Facebook Acquires Brain-Computing Startup CTRL-Labs

Image courtesy of: CTRL-Labs

Staff Writer

Oculus-parent company Facebook has announced that it will acquire CTRL-Labs, a brain-computer interface startup based in New York City, that is developing neural hardware and software capable of transmitting electrical signals from the brain to be used for computer input.

Facebook’s Andrew Bosworth, who serves as VP of the company’s augmented reality and virtual reality divisions, announced the planned acquisition of CTRL-Labs for an undisclosed sum, in a post via his Facebook page. According to Bosworth, CTRL-Labs will become part of the Facebook Reality Labs (FRL) team, the social media giant’s VR and AR research and development group that was formerly known as Oculus Research. A report by Bloomberg estimates that the size of Facebook’s latest deal is somewhere between $500 million and $1 billion.

“We know there are more natural, intuitive ways to interact with devices and technology. And we want to build them,” Bosworth wrote in his post announcing the deal. “It’s why we’ve agreed to acquire CTRL-labs […] we hope to build this kind of technology, at scale and get it into consumer products faster. Technology like this has the potential to open up new creative possibilities and reimagine 19th-century inventions in a 21st-century world. This is how our interactions in VR and AR can one day look. It can change the way we connect.”

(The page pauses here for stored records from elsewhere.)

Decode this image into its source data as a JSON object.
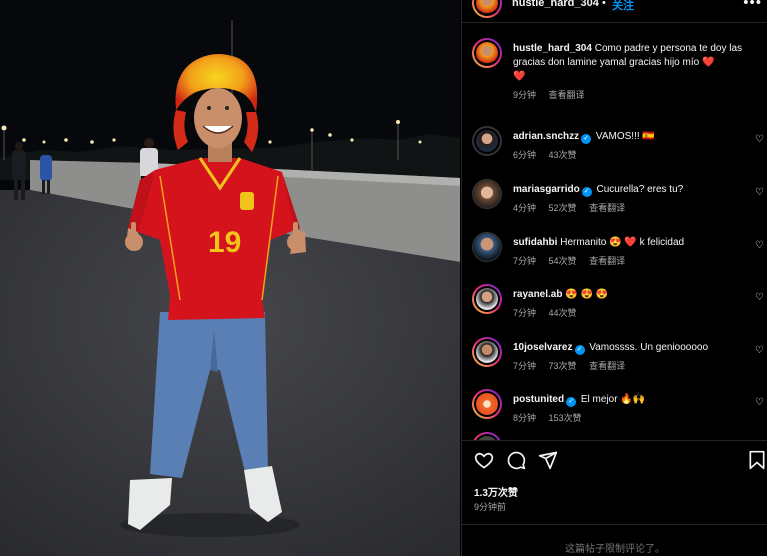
{
  "photo": {
    "jersey_number": "19",
    "colors": {
      "sky": "#07080c",
      "ground": "#3a3b40",
      "jersey": "#d5131d",
      "jeans": "#5a7fb5",
      "wig_yellow": "#f2c318",
      "wig_red": "#d32b17",
      "wall": "#9c9c9a"
    }
  },
  "post": {
    "username": "hustle_hard_304",
    "separator": "•",
    "follow_label": "关注",
    "more_icon": "more-icon",
    "likes": "1.3万次赞",
    "time": "9分钟前",
    "comments_limited": "这篇帖子限制评论了。"
  },
  "comments": [
    {
      "user": "hustle_hard_304",
      "text": "Como padre y persona te doy las gracias don lamine yamal gracias hijo mío ❤️",
      "extra_line": "❤️",
      "time": "9分钟",
      "likes": "",
      "translate": "查看翻译",
      "verified": false,
      "like_button": false
    },
    {
      "user": "adrian.snchzz",
      "text": "VAMOS!!! 🇪🇸",
      "time": "6分钟",
      "likes": "43次赞",
      "translate": "",
      "verified": true,
      "like_button": true
    },
    {
      "user": "mariasgarrido",
      "text": "Cucurella? eres tu?",
      "time": "4分钟",
      "likes": "52次赞",
      "translate": "查看翻译",
      "verified": true,
      "like_button": true
    },
    {
      "user": "sufidahbi",
      "text": "Hermanito 😍 ❤️ k felicidad",
      "time": "7分钟",
      "likes": "54次赞",
      "translate": "查看翻译",
      "verified": false,
      "like_button": true
    },
    {
      "user": "rayanel.ab",
      "text": "😍 😍 😍",
      "time": "7分钟",
      "likes": "44次赞",
      "translate": "",
      "verified": false,
      "like_button": true
    },
    {
      "user": "10joselvarez",
      "text": "Vamossss. Un genioooooo",
      "time": "7分钟",
      "likes": "73次赞",
      "translate": "查看翻译",
      "verified": true,
      "like_button": true
    },
    {
      "user": "postunited",
      "text": "El mejor 🔥🙌",
      "time": "8分钟",
      "likes": "153次赞",
      "translate": "",
      "verified": true,
      "like_button": true
    }
  ],
  "icons": [
    "heart-icon",
    "comment-icon",
    "share-icon",
    "bookmark-icon",
    "verified-icon"
  ]
}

Facebook intends to continue CTRL-Labs’ effort to develop a wrist-worn device that measures the neural activity in a user, which will essentially allow users to control gestures and motions on a computer screen and other digital devices just by thinking about it, as a “natural extension” of their movement.

In his post, Bosworth goes on to explains how this technology works, stating: “You have neurons in your spinal cord that send electrical signals to your hand muscles telling them to move in specific ways such as to click a mouse or press a button. The wristband will decode those signals and translate them into a digital signal your device can understand, empowering you with control over your digital life.”

It’s clear that Facebook’s acquisition of CTRL-Labs marks an important step forward in the company’s ambitious goal to develop brain-computing technology, which it hopes will be used to vastly improve the user experience in virtual reality, as well as augmented reality experiences in the coming years ahead.